Eliza Benedict and her family have just moved to the DC suburbs after six years in London when she receives a letter from Walter Bowman, the man who kidnapped her, held her captive for 40 days, and raped her when she was a 15-year-old known as Elizabeth Lerner. Bowman, who is soon to be executed for a murder that occurred while he was holding Elizabeth, wants to talk to Eliza. Understandably, Eliza, who has spent years trying to stay out of the spotlight, is at first resistant. But over time Walter and a rather strange anti-death penalty activist named Barbara LaFortuny wear her down. Believing Walter is going to confess to other unsolved murders, Eliza agrees to meet with him. Meanwhile, Walter has a plan to get Eliza to recant the testimony that helped convict him. As these events progress, Lippman fills in the back story, providing details of Eliza and Walter's early lives and the crime that linked them.
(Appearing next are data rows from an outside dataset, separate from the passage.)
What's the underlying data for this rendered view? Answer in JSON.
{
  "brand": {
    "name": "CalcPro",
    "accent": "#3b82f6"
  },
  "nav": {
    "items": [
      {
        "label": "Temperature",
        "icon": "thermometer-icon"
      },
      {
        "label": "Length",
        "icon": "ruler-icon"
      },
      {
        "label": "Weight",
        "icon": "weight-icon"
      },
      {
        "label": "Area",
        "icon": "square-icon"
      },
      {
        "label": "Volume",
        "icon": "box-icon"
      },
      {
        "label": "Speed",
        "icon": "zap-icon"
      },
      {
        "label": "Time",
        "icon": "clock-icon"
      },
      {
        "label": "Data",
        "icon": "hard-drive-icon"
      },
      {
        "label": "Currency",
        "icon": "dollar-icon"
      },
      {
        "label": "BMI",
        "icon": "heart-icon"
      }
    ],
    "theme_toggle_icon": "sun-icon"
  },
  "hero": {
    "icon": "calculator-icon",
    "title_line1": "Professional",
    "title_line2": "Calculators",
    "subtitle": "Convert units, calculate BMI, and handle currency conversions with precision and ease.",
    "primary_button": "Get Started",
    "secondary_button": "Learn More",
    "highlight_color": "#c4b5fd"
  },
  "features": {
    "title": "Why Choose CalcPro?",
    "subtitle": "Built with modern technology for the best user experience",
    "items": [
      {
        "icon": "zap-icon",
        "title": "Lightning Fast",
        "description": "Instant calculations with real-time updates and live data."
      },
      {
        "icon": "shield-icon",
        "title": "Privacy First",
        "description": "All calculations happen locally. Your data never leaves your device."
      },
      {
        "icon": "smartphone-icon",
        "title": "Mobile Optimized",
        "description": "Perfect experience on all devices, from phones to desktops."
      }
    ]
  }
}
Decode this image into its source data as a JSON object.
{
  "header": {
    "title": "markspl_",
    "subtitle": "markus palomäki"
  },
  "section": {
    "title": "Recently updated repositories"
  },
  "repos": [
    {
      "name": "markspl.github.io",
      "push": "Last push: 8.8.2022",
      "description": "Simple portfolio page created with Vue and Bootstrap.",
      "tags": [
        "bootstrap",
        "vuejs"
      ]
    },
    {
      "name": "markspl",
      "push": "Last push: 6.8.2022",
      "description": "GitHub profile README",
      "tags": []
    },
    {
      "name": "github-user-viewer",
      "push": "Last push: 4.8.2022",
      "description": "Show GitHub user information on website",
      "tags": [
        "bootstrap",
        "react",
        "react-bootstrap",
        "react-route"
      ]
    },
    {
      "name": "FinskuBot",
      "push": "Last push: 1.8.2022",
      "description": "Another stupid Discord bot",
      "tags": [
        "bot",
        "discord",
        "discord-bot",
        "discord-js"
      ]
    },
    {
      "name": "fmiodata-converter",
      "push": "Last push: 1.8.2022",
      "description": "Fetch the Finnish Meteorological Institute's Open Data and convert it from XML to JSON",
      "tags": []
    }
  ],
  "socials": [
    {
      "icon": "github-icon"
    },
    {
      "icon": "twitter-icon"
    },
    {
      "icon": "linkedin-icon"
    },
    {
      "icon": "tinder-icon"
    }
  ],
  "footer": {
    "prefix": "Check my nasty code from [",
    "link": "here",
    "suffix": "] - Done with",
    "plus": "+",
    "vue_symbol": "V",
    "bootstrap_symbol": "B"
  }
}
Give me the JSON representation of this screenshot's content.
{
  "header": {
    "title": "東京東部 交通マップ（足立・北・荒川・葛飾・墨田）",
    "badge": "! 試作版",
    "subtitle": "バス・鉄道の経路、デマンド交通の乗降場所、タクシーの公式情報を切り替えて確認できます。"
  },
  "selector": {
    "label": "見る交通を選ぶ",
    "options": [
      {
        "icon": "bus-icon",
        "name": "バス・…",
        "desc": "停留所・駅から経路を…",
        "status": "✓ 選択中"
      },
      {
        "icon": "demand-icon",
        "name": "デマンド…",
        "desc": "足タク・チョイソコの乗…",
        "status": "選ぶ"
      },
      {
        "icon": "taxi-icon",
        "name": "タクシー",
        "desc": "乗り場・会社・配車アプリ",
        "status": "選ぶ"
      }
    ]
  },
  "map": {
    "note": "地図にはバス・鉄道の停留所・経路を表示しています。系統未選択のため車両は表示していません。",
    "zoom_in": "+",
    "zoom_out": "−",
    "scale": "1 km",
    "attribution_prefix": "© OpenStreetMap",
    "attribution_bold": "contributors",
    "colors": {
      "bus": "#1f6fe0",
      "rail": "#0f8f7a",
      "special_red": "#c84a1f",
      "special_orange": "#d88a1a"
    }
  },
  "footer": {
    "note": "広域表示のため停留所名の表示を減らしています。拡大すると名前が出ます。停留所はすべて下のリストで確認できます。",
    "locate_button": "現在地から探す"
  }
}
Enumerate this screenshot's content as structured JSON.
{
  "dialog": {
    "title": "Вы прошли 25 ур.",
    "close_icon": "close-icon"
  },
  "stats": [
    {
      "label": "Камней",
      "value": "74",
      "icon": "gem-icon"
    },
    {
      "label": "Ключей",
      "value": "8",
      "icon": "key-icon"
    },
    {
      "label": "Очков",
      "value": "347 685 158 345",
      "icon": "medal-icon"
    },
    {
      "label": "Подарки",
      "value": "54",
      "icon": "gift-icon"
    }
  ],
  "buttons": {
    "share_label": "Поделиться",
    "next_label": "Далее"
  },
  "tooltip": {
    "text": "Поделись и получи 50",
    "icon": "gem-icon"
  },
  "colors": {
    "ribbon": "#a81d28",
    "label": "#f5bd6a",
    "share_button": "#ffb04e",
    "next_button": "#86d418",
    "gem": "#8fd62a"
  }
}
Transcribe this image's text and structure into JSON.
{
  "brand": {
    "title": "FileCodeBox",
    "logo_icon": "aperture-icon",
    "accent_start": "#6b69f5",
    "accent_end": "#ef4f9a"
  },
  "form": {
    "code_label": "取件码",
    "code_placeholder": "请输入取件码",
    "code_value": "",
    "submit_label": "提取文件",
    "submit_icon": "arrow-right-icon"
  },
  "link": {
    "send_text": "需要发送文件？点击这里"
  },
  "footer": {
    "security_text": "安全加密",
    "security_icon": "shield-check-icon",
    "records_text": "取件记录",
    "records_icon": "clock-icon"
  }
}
While this book is certainly not the most nerve-wracking thriller I've ever read, it is an interesting look into one criminal's mind and the impact of crime on victims and their families.
She imagined her body covered with little Post-its, each one marking a specific area of decline--the creaking knee, the popping hip, the stiffening shoulder. She pictured a suit of Post-its, sharp yellow edges riffling in the breeze, at once stiff and pliant. She would like such a suit, an outfit that would announce her edges to the world.
She was appalled that Iso was one of those popular girls who derived power by excluding others. But, still--was this grounds for suspension? Children needed a little grit in their lives, environments that fell somewhere between velvet-lined egg crates and Lord of the Flies.